Dataset entries Block Start

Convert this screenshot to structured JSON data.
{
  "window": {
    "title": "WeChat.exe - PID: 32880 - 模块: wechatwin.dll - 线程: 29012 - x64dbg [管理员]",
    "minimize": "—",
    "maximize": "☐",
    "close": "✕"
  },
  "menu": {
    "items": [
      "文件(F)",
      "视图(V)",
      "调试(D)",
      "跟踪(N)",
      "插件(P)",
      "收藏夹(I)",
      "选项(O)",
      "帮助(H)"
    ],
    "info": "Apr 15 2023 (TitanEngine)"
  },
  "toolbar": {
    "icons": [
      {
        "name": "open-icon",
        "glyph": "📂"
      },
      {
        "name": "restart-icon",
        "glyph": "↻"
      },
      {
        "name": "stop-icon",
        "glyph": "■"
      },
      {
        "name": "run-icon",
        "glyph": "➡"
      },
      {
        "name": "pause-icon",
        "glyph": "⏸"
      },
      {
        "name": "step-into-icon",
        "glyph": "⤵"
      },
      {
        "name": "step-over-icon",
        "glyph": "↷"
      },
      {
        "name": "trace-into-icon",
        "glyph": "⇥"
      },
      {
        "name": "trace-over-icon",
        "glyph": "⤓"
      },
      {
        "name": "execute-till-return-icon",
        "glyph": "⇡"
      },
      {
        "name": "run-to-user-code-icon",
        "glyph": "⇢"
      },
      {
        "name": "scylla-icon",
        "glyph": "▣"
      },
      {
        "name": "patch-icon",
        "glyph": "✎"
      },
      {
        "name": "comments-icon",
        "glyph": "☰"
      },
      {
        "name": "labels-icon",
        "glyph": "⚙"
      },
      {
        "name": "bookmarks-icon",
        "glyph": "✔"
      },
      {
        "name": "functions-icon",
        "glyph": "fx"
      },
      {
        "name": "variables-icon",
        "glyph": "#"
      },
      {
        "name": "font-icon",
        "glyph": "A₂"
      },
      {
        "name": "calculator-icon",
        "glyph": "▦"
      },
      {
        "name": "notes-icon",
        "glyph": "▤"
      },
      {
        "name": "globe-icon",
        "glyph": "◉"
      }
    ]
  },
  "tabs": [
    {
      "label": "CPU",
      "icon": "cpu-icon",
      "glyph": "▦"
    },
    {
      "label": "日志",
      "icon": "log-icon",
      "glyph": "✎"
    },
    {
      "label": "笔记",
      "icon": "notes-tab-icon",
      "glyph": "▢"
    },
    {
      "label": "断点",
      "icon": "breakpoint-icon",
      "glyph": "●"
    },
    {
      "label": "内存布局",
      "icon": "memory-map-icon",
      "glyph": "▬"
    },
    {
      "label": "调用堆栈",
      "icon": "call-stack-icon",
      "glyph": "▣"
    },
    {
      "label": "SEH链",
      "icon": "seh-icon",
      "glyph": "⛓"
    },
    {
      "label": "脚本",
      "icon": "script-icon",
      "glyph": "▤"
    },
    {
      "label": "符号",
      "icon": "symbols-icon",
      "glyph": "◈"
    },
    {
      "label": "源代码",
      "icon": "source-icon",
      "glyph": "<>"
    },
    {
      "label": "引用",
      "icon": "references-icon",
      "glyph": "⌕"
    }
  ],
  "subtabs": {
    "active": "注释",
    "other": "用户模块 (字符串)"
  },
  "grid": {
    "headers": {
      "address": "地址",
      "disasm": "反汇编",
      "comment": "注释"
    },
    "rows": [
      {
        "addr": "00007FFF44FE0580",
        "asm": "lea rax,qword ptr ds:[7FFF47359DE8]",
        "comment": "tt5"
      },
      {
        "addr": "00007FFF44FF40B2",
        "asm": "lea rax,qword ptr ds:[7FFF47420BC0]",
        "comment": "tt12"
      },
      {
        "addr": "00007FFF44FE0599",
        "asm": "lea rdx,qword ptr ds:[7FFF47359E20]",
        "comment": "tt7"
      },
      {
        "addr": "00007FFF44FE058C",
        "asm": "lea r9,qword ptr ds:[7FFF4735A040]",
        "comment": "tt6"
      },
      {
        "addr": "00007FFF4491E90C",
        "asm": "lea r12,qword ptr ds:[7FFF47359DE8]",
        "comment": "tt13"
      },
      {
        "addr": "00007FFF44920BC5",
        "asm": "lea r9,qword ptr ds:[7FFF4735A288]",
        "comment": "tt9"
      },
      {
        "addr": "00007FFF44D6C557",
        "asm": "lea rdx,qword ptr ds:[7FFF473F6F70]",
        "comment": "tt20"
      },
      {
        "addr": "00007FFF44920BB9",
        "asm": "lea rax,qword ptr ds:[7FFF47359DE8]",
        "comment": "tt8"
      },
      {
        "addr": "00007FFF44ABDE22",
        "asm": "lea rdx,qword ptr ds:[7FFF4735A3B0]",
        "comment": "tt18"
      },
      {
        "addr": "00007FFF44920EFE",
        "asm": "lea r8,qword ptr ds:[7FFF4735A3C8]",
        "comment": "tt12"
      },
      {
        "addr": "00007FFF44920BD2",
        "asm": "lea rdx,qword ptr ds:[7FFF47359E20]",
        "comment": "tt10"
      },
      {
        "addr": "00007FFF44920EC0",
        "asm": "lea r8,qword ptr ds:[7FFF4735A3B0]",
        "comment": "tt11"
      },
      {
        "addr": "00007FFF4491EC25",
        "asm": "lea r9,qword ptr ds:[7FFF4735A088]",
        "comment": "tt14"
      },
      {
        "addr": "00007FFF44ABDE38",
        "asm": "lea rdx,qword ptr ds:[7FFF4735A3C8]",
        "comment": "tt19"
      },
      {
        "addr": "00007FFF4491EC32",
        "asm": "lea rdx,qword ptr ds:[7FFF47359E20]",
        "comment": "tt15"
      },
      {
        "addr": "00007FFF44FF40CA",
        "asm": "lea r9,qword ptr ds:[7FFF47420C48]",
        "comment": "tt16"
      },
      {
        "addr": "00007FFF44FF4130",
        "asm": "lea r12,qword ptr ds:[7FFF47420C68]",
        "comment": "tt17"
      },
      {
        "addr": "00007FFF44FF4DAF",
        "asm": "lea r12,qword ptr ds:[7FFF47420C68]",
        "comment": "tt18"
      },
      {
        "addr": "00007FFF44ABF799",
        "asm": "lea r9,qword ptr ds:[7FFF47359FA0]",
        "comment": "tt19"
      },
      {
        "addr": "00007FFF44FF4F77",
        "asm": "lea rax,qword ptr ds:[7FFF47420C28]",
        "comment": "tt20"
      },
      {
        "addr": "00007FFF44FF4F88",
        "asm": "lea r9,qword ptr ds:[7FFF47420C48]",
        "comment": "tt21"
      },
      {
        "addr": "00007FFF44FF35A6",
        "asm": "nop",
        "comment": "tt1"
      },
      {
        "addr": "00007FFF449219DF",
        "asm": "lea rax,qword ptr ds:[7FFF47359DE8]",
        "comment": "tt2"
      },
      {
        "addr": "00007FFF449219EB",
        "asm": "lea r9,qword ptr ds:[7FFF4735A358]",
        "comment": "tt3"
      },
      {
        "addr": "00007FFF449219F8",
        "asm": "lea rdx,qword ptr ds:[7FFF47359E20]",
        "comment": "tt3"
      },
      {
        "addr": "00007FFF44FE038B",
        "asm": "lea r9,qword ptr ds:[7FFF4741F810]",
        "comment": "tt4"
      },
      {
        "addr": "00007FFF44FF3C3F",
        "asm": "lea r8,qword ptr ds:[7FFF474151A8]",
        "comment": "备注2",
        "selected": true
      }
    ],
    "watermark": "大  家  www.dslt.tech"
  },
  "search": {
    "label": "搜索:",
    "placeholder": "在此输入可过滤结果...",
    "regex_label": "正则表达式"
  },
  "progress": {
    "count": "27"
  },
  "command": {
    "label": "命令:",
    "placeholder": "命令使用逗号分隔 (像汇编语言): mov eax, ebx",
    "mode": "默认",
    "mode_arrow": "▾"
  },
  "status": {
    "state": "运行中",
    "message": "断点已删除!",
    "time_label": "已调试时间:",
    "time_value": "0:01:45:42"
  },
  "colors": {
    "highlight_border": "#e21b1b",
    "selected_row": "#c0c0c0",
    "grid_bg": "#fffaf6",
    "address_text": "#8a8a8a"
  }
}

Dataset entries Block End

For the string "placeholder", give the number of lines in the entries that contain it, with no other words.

Problem solution
2